Local television stations are required to maintain a public file of political ad sales, and allow any member of the public to inspect it–as long as they physically come in to the station. To make the information more accessible, the Federal Communications Commission is proposing regulations that would require local broadcasters to put the public file online. Bob speaks to former FCC adviser Steven Waldman, who says that putting the information online is the least that broadcasters can do to fulfill their public interest obligations.
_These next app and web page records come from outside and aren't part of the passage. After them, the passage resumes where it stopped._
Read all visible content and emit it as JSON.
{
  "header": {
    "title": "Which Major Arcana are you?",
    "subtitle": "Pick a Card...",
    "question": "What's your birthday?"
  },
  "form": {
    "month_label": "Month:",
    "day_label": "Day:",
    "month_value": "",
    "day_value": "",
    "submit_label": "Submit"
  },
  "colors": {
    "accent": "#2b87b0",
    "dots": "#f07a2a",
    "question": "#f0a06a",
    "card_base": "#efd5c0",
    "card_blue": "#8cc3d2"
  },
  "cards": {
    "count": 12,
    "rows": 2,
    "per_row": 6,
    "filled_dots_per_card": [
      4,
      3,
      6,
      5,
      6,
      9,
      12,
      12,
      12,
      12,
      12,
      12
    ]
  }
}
The FCC's proposed regulations to force disclosure of TV political ad buys online is facing resistance from local television stations. The National Association of Broadcasters (NAB) says that requiring stations to post online a file of the the ads purchased would create an unnecessary burden for the stations. Bob speaks to broadcast attorney and outside counsel for the NAB Jack Goodman, who says the political file is too massive and disorganized to maintain online.
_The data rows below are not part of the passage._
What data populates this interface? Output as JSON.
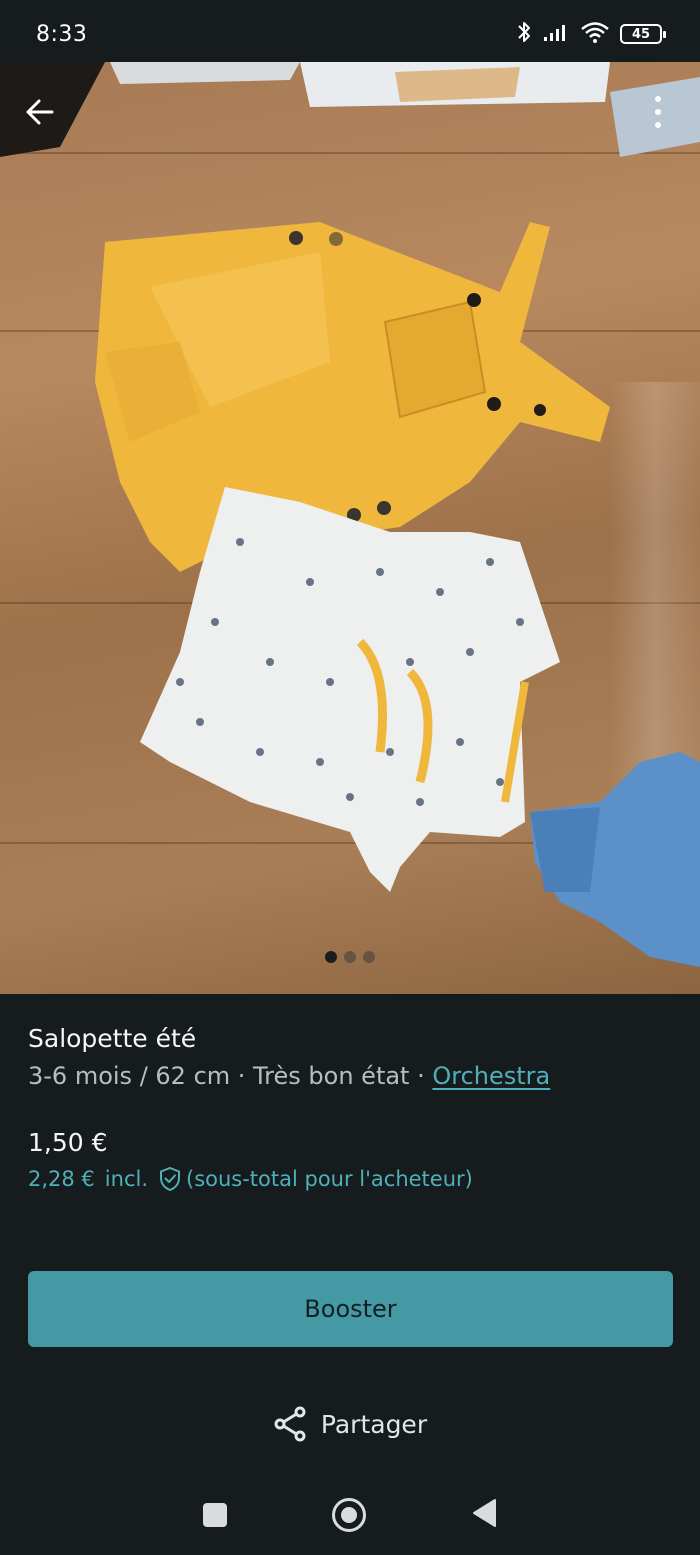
{
  "status_bar": {
    "time": "8:33",
    "battery_level": "45",
    "icons": [
      "bluetooth-icon",
      "signal-icon",
      "wifi-icon",
      "battery-icon"
    ]
  },
  "photo": {
    "image_count": 3,
    "active_index": 0
  },
  "item": {
    "title": "Salopette été",
    "size": "3-6 mois / 62 cm",
    "separator": " · ",
    "condition": "Très bon état",
    "brand": "Orchestra",
    "price": "1,50 €",
    "total_price": "2,28 €",
    "total_incl": "incl.",
    "total_note": "(sous-total pour l'acheteur)"
  },
  "actions": {
    "booster_label": "Booster",
    "share_label": "Partager"
  },
  "colors": {
    "background": "#161c1d",
    "accent": "#4fb0ba",
    "button": "#4599a4"
  }
}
Increasingly, our experience of a campaign will be fundamentally different then, say, our neighbors. This is because the immense amounts of data we all generate allow campaigns to tailor messaging directly to our particular interests, often in ways we're not fully aware of. Longtime Republican campaign strategist Michael Duhaime explains to Bob how sophisticated data analysis is a key part of who becomes president in November.
When the President signed this year's far ranging National Defense Authorization Act (NDAA), the portion that caught the attention of civil libertarians was a provision that appears to allow the President to indefinitely detain American citizens. Bob speaks with constitutional law expert Geoffrey Stone, who says the primary problem with the NDAA is that it doesn't clarify much of anything concerning detention.
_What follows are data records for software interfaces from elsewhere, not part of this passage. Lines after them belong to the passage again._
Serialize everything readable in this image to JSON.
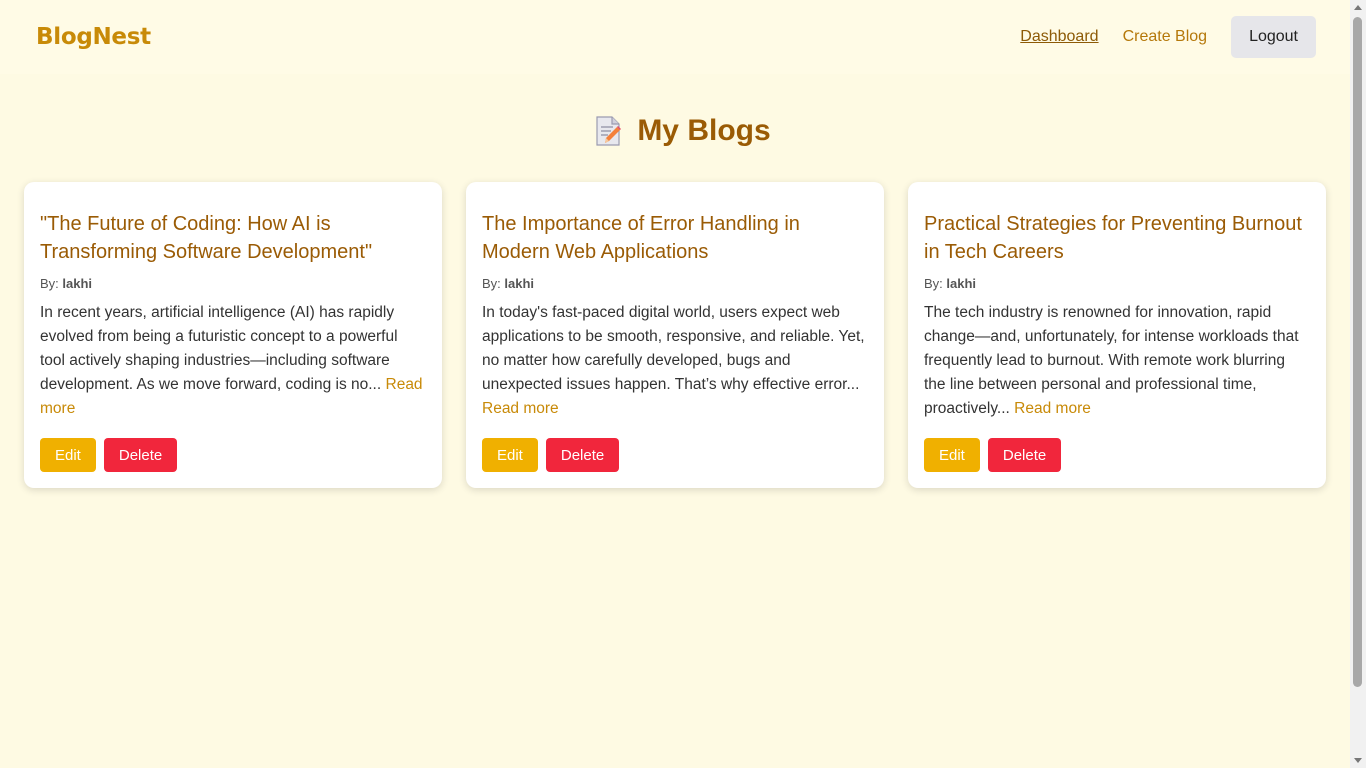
{
  "navbar": {
    "brand": "BlogNest",
    "links": [
      {
        "label": "Dashboard",
        "active": true
      },
      {
        "label": "Create Blog",
        "active": false
      }
    ],
    "logout_label": "Logout"
  },
  "page": {
    "title": "My Blogs",
    "title_icon": "memo-icon"
  },
  "blogs": [
    {
      "title": "\"The Future of Coding: How AI is Transforming Software Development\"",
      "by_label": "By:",
      "author": "lakhi",
      "excerpt": "In recent years, artificial intelligence (AI) has rapidly evolved from being a futuristic concept to a powerful tool actively shaping industries—including software development. As we move forward, coding is no...",
      "read_more": "Read more",
      "edit_label": "Edit",
      "delete_label": "Delete"
    },
    {
      "title": "The Importance of Error Handling in Modern Web Applications",
      "by_label": "By:",
      "author": "lakhi",
      "excerpt": "In today's fast-paced digital world, users expect web applications to be smooth, responsive, and reliable. Yet, no matter how carefully developed, bugs and unexpected issues happen. That’s why effective error...",
      "read_more": "Read more",
      "edit_label": "Edit",
      "delete_label": "Delete"
    },
    {
      "title": "Practical Strategies for Preventing Burnout in Tech Careers",
      "by_label": "By:",
      "author": "lakhi",
      "excerpt": "The tech industry is renowned for innovation, rapid change—and, unfortunately, for intense workloads that frequently lead to burnout. With remote work blurring the line between personal and professional time, proactively...",
      "read_more": "Read more",
      "edit_label": "Edit",
      "delete_label": "Delete"
    }
  ],
  "colors": {
    "background": "#fefae3",
    "accent": "#c88a08",
    "title": "#9a5b05",
    "edit": "#f0b000",
    "delete": "#f1263c"
  }
}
After years of holding that the 1961 Federal Wire Act made online gambling that crossed state lines illegal, the Department of Justice reversed itself on December 24th, 2011, giving the states a huge gift. Bob speaks with gambling expert I. Nelson Rose, who says that cash-strapped states are now likely to loosen rules on online gambling, and that will mean big money and new jobs.
For almost as long as there have been comedies on television there's been that old Pavlovian insurance–the laugh track. But does it work? Are producers just scared that without prompting we won't know what's funny? New York Magazine'sJoe Adalian tells Bob that a new generation of sitcoms highlights the pros and cons of canned laughter.
From 1988 to 1999, the TV show Mystery Science Theater 3000 defined a comedic genre of making fun of bad movies in real time. But after the show went off the air, its creators found a new outlet for their "riffing," one that allowed them to expand their repertoire from old sci-fi B-movies to current Hollywood blockbusters. Their company RiffTrax offers MP3 audio files that users can download and play along with a rented DVD. Bob asks RiffTrax's Kevin Murphy and Bill Corbett for some pointers in preparation for OTM's impending revival of Media Scrutiny Theater.